I’m fortunate and relieved that I’ve never been faced with the major headache of controlling an infestation of notorious quackgrass in the vegetable garden! Ron isn’t so lucky and inquired about organic methods for getting this invasive weed under control:
“Is there a way to turn a fairly large patch of land that has quack grass on it into a viable garden area with out having the grass come up and create all kinds of weeds to constantly pull? I understand that I could dig up and remove the grass first, which would be a lot of work, and I could disc it, then rototill the heck out of it and just put up with the weeding, but is there any kind of organic herbicide, or is this just wishful thinking.”
“I want to grow vegetables for the family and do not want to risk contaminating the land. The current landowners whom we will soon be renting from and sharing the property with said that they wanted to use “Round-up” first, and that the product claims you can safely grow on the land in 4-6 weeks.”
“This sounds insane to me and I have raised my concerns to the landowners in order to try and convince them to go organic. We even offered to do most of the work weeding if they forwent the Roundup. I hope you can help. Maybe a response from you might be enough to help convince them of a viable solution.”
Natural Methods for Controlling Quackgrass on the Farm or in Garden
I don’t have any experience dealing with quackgrass on the scale that Ron is dealing with, but I have no doubt that it could be managed organically. Here are a few links that may be of interest to anyone trying to control quackgrass that is taking over their field or backyard garden:

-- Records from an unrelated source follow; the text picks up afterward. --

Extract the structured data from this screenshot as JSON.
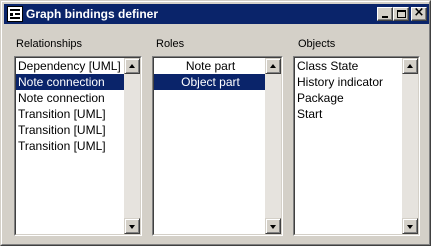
{
  "window": {
    "title": "Graph bindings definer",
    "icon": "app-icon",
    "controls": [
      "minimize-icon",
      "maximize-icon",
      "close-icon"
    ]
  },
  "relationships": {
    "label": "Relationships",
    "items": [
      "Dependency [UML]",
      "Note connection",
      "Note connection",
      "Transition [UML]",
      "Transition [UML]",
      "Transition [UML]"
    ],
    "selected_index": 1
  },
  "roles": {
    "label": "Roles",
    "items": [
      "Note part",
      "Object part"
    ],
    "selected_index": 1
  },
  "objects": {
    "label": "Objects",
    "items": [
      "Class State",
      "History indicator",
      "Package",
      "Start"
    ],
    "selected_index": -1
  },
  "colors": {
    "selection": "#0a246a",
    "face": "#d4d0c8"
  }
}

- Quackgrass Control Methods in Organic Agriculture
- Organic Noxious Weed Management for Quackgrass
- Controlling Quackgrass
The last article mentions solarization, a simple organic technique that’s easy to implement and appears to be very effective against quackgrass. Best of all it isn’t labor intensive and can be implemented with some clear plastic film, sunshine, and time. The clear plastic is laid over the soil and left in place long enough to cook any weeds, rhizomes, and seeds that are in the ground.
For those that can’t set aside the entire garden area for solarization, cultivate/till/disc part of the garden to plant in this season and solarize the remainder of it to thoroughly eliminate quackgrass over the summer months. If the process works, you could then finish up by solarizing the other part of the garden next summer.
If anyone has any direct experience in dealing with quackgrass or other suggestions for eliminating it from the garden, please chime in. Thanks.
Other Related Vegetable Gardening Posts: